■ Problem requirements: Scan the listing below for the word "Your" and copy every line that has it.

■ Data provided:
--------------------

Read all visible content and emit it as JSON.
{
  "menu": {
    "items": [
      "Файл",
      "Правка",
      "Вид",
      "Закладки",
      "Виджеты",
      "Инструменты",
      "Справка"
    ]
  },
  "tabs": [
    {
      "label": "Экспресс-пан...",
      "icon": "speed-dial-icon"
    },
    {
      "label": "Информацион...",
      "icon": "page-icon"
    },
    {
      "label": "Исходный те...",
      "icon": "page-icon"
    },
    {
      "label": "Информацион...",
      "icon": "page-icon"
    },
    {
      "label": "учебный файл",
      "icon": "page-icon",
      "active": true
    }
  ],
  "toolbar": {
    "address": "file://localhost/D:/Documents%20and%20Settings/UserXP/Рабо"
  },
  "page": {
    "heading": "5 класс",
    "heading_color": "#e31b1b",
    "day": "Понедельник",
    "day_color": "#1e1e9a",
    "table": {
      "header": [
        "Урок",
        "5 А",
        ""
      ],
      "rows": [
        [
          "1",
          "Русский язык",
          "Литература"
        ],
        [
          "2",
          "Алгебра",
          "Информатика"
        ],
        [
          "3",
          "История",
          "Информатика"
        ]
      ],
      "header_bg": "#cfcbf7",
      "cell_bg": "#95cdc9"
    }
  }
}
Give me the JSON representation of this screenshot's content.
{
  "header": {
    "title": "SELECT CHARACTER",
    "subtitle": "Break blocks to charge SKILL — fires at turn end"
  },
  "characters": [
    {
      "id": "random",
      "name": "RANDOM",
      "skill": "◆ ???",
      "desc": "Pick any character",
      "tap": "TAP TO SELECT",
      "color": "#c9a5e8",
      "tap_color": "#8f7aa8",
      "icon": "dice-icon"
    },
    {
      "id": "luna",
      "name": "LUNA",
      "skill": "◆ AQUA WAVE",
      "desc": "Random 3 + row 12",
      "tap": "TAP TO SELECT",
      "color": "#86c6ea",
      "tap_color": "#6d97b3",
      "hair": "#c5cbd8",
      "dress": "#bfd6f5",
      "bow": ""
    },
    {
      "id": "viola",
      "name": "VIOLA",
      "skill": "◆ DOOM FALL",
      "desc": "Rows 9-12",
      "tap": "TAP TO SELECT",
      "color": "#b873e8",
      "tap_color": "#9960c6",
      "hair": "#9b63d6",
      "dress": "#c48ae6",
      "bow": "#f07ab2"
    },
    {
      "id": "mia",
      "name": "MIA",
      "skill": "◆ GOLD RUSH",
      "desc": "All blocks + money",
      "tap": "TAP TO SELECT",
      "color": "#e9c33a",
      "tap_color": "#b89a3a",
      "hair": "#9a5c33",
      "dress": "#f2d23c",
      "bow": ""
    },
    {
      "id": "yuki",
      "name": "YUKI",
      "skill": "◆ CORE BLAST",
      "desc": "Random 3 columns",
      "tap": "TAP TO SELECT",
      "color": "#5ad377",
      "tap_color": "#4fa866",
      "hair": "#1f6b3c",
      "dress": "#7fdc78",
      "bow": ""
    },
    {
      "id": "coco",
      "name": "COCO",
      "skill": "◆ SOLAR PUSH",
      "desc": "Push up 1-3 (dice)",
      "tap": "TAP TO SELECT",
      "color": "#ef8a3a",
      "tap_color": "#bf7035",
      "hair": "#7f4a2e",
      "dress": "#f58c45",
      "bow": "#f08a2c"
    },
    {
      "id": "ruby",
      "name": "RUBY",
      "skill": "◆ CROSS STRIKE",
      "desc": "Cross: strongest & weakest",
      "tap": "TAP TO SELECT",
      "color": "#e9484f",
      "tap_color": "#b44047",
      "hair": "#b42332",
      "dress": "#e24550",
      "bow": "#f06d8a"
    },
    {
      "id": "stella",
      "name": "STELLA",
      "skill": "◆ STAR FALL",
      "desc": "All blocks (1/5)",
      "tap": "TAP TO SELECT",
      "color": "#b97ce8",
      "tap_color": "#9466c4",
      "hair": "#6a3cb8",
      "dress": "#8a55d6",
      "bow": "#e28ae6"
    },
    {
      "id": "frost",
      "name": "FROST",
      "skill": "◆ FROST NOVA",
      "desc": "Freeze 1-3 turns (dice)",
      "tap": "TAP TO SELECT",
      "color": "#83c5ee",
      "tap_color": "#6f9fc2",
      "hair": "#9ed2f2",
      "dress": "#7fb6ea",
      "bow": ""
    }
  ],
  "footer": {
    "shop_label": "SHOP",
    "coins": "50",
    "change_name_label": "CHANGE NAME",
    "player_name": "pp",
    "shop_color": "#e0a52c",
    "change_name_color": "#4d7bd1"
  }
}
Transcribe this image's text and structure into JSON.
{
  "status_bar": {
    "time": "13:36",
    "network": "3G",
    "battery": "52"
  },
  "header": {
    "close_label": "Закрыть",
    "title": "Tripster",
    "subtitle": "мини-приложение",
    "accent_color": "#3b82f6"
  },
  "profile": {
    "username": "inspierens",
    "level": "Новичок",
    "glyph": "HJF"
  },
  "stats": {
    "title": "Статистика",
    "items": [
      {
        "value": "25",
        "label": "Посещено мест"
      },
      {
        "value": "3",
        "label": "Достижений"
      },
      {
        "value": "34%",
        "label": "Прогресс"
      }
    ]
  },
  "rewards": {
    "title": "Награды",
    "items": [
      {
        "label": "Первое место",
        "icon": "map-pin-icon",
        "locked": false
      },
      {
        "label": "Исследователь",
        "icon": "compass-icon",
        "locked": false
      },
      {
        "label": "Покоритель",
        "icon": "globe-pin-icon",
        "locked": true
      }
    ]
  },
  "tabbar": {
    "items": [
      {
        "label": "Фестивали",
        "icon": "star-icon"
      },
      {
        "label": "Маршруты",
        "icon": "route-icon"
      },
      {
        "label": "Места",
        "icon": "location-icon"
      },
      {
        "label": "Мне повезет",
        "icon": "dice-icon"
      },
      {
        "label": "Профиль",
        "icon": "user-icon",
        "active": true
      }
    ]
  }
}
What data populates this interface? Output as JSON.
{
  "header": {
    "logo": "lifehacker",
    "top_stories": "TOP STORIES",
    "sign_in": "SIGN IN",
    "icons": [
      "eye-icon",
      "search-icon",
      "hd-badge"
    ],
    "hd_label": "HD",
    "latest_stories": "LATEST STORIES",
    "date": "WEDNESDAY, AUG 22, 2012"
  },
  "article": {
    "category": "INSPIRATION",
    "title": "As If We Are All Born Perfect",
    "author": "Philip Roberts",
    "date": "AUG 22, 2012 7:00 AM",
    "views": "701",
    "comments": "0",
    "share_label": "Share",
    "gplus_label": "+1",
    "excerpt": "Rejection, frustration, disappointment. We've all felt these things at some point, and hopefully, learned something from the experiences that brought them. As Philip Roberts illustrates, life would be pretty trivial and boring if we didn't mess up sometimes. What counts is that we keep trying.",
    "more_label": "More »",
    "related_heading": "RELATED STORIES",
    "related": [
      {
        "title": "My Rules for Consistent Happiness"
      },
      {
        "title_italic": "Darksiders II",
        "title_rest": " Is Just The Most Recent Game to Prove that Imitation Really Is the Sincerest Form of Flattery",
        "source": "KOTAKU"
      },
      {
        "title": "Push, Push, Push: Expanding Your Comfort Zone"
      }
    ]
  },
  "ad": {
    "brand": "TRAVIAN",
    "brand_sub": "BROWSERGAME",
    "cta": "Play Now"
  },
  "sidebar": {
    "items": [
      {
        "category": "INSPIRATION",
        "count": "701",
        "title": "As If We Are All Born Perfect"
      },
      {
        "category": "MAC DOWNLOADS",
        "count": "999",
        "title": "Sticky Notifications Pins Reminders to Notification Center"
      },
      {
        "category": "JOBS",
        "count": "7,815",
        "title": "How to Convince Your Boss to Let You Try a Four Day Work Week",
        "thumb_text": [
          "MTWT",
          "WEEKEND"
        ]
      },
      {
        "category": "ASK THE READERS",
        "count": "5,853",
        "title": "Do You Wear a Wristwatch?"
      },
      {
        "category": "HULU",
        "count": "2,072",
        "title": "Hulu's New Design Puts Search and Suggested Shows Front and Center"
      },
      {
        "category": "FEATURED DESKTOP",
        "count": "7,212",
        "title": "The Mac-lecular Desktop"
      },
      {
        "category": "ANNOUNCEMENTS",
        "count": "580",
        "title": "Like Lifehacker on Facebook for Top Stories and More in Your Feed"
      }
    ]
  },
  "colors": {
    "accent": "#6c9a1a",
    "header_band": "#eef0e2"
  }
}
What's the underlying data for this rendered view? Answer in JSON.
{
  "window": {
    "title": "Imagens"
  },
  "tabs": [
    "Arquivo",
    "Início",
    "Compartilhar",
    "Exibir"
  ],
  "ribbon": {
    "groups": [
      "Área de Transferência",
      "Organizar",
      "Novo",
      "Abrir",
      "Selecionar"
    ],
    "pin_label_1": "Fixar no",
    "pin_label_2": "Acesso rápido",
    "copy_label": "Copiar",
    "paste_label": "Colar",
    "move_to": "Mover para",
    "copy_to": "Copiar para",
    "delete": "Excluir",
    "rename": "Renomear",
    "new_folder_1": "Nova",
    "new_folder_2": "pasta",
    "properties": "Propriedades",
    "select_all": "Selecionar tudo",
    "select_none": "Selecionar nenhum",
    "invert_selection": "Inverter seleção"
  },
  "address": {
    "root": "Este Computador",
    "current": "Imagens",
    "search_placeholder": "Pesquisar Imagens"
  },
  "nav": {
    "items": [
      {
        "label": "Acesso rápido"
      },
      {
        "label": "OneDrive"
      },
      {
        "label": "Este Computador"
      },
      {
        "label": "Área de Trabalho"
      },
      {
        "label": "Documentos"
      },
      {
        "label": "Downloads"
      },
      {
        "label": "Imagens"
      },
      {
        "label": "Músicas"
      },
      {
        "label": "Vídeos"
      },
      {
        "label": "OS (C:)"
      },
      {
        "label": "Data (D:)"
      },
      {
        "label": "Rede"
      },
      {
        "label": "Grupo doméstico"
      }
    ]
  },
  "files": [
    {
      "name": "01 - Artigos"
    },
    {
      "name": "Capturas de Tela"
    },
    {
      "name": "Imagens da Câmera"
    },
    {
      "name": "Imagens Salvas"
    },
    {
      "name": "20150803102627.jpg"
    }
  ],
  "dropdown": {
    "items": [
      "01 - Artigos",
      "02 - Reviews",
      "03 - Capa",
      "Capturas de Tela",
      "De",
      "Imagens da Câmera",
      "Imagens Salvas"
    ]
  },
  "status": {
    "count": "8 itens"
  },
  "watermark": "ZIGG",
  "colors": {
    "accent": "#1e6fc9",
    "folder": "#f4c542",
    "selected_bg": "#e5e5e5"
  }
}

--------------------

■ Answer to this task:
        "title": "Push, Push, Push: Expanding Your Comfort Zone"
        "title": "How to Convince Your Boss to Let You Try a Four Day Work Week",
        "title": "Like Lifehacker on Facebook for Top Stories and More in Your Feed"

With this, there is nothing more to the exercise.